→ **Exercise prompt**
Scan the entries below for the word "image". Copy each line that has it.

→ **Task input**
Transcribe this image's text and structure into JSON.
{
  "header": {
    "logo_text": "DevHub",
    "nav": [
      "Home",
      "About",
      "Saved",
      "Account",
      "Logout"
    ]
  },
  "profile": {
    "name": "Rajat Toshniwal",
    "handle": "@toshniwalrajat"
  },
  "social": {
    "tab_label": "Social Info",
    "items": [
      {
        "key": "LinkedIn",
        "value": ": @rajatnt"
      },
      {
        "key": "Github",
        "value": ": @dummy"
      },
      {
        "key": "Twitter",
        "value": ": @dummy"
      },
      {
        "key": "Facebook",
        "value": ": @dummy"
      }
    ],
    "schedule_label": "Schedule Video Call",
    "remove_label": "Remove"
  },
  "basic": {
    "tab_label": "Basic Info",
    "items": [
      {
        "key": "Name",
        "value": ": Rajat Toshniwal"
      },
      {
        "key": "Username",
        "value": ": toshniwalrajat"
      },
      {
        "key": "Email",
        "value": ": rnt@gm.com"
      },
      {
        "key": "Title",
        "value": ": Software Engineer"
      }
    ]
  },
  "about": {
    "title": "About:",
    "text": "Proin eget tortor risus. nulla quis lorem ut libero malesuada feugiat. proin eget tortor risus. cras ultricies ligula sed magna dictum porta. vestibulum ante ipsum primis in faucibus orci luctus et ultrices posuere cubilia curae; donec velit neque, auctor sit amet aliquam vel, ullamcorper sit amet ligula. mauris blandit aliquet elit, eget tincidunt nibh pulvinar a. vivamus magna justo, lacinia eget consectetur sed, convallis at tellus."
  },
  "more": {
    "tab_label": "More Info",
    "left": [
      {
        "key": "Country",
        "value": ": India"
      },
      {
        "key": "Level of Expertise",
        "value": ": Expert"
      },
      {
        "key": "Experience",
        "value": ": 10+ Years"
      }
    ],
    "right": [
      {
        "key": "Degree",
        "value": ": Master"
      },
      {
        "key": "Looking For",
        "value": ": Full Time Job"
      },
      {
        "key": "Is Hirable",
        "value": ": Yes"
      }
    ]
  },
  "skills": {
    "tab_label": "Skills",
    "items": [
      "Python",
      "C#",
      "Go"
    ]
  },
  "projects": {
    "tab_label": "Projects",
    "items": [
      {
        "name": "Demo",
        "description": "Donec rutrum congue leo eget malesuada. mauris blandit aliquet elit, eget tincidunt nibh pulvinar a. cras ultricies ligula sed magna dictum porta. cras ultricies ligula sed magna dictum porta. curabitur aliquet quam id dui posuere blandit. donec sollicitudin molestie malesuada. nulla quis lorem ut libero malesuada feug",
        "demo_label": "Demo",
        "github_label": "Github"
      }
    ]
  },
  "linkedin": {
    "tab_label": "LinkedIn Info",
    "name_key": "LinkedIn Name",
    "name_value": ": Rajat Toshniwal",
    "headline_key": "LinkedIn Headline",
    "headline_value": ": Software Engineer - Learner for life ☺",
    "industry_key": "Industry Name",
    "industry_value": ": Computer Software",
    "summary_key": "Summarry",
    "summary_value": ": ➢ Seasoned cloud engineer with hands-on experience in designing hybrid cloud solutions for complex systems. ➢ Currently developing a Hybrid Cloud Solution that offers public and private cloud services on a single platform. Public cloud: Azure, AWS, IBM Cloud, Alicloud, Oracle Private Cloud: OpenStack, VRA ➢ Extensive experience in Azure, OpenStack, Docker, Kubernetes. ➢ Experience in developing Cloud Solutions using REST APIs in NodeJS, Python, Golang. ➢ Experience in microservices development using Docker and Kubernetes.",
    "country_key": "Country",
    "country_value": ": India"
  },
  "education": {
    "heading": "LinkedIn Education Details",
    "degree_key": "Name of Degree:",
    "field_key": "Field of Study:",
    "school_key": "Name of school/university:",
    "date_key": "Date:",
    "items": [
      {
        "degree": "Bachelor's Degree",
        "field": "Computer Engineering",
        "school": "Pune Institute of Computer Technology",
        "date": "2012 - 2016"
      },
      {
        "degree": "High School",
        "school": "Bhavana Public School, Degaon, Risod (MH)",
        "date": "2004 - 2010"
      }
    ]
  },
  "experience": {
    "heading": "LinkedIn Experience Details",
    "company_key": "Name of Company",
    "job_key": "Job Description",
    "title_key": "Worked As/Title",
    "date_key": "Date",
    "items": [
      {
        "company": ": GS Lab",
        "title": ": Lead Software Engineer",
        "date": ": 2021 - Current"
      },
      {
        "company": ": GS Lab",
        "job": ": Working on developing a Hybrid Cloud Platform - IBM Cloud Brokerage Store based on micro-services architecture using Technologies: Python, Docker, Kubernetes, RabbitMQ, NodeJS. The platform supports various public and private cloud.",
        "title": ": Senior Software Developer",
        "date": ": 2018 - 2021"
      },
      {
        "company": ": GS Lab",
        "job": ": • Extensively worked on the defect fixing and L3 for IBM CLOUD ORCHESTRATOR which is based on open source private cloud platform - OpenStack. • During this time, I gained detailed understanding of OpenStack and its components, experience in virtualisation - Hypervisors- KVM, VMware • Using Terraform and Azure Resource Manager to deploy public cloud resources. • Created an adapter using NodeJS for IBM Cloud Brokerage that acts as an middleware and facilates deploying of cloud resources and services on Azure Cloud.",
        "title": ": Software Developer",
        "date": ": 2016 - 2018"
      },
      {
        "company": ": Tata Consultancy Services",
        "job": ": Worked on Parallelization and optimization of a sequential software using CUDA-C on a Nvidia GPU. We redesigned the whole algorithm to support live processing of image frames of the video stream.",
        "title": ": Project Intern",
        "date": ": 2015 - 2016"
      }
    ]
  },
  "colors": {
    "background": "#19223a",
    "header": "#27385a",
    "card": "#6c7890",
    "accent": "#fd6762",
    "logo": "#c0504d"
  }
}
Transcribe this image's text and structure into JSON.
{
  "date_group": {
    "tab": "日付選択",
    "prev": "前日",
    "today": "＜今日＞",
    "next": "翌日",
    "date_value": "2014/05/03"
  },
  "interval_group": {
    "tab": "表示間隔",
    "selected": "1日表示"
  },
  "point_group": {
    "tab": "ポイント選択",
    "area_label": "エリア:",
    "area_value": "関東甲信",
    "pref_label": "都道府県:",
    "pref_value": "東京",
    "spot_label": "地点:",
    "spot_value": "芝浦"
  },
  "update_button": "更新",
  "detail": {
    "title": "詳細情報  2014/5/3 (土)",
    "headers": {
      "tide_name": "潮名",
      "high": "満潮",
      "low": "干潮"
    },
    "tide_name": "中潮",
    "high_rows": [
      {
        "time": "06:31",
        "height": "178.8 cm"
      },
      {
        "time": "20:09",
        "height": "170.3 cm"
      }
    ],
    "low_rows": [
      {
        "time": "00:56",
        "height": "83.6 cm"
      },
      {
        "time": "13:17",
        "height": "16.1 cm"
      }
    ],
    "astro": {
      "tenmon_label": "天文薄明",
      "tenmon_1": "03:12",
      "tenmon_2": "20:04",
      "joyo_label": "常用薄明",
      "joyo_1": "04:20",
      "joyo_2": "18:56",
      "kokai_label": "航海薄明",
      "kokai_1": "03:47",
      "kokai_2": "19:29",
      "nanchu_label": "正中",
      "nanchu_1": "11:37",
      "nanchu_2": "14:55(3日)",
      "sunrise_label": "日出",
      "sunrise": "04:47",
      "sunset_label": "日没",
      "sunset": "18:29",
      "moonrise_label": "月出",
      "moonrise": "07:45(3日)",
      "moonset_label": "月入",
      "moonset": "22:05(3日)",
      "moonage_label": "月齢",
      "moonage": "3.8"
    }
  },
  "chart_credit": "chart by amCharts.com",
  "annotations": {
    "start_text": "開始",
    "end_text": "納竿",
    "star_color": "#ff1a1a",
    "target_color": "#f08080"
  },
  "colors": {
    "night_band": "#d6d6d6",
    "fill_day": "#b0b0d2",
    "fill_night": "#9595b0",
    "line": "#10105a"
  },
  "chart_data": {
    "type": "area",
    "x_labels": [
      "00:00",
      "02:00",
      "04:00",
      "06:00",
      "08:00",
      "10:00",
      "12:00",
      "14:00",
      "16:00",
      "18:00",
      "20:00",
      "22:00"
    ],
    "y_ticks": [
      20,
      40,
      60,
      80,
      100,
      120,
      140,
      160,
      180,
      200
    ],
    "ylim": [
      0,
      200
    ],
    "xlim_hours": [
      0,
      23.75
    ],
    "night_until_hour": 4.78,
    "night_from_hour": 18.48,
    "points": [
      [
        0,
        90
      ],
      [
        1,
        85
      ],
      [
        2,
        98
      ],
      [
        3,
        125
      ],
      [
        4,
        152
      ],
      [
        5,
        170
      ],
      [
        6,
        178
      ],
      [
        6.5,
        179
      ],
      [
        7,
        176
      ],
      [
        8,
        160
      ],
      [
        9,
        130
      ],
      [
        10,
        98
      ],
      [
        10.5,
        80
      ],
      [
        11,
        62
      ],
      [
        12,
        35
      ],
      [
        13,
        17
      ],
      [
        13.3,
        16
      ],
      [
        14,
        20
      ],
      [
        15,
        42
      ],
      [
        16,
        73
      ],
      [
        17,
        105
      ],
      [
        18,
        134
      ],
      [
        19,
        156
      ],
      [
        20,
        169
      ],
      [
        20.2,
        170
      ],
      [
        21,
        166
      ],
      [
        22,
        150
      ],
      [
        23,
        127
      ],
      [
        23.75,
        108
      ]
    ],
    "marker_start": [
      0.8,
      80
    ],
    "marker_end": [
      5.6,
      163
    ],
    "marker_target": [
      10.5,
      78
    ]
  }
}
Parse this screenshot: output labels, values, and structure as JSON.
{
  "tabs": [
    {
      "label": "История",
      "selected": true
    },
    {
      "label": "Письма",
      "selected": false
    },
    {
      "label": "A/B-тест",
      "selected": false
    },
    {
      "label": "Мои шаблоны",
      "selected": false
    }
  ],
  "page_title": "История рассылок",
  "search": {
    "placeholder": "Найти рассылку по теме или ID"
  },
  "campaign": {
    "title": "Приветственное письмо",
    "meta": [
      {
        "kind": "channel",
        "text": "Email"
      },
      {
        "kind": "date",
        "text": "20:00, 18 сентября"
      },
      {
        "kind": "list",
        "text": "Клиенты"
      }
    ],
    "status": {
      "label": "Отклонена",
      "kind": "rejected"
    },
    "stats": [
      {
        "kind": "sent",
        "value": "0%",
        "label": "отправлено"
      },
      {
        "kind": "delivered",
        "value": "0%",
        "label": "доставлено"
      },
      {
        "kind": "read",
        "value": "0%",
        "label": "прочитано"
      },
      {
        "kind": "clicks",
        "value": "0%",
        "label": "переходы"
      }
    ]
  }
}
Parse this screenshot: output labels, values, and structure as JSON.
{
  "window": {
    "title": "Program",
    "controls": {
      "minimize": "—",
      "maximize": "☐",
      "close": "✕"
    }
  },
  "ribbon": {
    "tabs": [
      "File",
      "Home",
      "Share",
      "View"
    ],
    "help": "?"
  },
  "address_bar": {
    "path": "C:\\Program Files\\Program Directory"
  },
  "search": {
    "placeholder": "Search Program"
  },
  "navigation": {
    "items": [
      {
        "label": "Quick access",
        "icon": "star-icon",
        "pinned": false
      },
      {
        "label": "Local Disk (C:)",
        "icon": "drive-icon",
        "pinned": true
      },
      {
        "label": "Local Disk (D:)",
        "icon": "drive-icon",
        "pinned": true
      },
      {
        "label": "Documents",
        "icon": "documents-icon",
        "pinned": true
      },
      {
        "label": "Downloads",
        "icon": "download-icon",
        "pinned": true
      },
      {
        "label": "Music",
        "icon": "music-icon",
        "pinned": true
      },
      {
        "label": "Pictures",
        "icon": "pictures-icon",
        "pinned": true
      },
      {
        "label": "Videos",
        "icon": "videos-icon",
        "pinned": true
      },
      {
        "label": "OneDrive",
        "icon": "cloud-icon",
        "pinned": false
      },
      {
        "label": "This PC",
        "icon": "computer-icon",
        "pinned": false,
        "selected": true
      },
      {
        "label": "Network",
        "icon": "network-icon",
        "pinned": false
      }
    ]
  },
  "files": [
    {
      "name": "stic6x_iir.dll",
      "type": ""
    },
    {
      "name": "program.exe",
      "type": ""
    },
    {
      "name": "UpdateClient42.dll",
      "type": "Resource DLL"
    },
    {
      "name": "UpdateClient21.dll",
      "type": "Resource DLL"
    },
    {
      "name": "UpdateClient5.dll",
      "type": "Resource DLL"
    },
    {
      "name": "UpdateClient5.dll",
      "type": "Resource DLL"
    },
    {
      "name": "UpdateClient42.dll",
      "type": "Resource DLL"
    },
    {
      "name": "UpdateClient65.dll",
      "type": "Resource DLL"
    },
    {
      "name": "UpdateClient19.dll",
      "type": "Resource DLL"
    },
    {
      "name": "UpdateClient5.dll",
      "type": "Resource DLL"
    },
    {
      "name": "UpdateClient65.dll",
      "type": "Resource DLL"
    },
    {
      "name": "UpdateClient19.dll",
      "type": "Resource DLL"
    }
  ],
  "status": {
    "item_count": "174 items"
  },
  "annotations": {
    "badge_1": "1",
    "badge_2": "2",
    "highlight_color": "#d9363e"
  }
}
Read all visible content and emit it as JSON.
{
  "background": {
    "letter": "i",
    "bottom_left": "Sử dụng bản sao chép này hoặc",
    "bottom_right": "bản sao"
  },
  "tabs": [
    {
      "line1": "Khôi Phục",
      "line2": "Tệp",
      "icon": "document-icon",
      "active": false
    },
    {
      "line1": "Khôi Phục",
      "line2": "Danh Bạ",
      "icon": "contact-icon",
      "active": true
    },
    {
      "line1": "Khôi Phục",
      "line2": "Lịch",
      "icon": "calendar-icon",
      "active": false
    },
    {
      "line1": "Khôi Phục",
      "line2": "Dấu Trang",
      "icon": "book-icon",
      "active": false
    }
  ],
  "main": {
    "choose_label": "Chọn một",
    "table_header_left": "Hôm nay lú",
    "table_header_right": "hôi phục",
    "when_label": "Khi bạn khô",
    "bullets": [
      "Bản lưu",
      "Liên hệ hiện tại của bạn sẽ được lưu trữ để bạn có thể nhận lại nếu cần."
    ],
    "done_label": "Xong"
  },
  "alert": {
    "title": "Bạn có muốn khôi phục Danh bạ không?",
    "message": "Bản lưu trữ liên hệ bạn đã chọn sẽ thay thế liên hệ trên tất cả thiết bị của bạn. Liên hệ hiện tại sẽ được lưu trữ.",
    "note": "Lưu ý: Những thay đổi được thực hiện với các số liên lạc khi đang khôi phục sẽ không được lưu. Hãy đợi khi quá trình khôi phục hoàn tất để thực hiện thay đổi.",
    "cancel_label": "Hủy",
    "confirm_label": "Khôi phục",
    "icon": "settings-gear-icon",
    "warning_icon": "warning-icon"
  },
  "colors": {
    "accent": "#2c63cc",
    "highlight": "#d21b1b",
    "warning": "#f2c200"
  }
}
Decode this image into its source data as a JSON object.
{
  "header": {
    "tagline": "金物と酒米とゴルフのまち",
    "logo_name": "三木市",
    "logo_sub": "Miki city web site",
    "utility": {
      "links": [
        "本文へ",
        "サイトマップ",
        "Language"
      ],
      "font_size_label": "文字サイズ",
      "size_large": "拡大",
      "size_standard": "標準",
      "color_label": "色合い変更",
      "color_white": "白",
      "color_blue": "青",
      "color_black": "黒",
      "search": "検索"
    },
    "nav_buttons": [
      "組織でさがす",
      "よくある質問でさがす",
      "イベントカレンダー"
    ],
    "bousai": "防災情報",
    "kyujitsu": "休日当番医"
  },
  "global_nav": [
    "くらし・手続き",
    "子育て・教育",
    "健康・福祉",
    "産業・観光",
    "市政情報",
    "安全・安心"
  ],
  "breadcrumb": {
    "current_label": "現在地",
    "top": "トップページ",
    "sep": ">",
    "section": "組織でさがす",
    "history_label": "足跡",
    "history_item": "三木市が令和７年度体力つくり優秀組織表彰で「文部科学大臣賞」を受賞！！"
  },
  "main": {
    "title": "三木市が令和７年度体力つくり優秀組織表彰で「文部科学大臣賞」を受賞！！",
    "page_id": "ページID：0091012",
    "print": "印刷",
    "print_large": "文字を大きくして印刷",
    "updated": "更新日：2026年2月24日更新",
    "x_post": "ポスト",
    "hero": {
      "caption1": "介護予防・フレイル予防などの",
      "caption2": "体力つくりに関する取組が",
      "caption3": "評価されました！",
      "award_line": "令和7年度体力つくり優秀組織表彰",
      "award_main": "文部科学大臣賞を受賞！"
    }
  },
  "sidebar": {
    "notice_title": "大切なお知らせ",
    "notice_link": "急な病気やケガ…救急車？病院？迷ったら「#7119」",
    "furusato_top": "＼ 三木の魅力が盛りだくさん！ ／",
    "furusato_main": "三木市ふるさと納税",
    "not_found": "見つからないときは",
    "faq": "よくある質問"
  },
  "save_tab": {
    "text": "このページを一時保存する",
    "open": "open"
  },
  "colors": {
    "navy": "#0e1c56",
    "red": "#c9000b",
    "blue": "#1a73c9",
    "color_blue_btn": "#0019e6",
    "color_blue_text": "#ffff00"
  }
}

→ **Written response**
Transcribe this image's text and structure into JSON.
        "job": ": Worked on Parallelization and optimization of a sequential software using CUDA-C on a Nvidia GPU. We redesigned the whole algorithm to support live processing of image frames of the video stream.",
Transcribe this image's text and structure into JSON.
Decode this image into its source data as a JSON object.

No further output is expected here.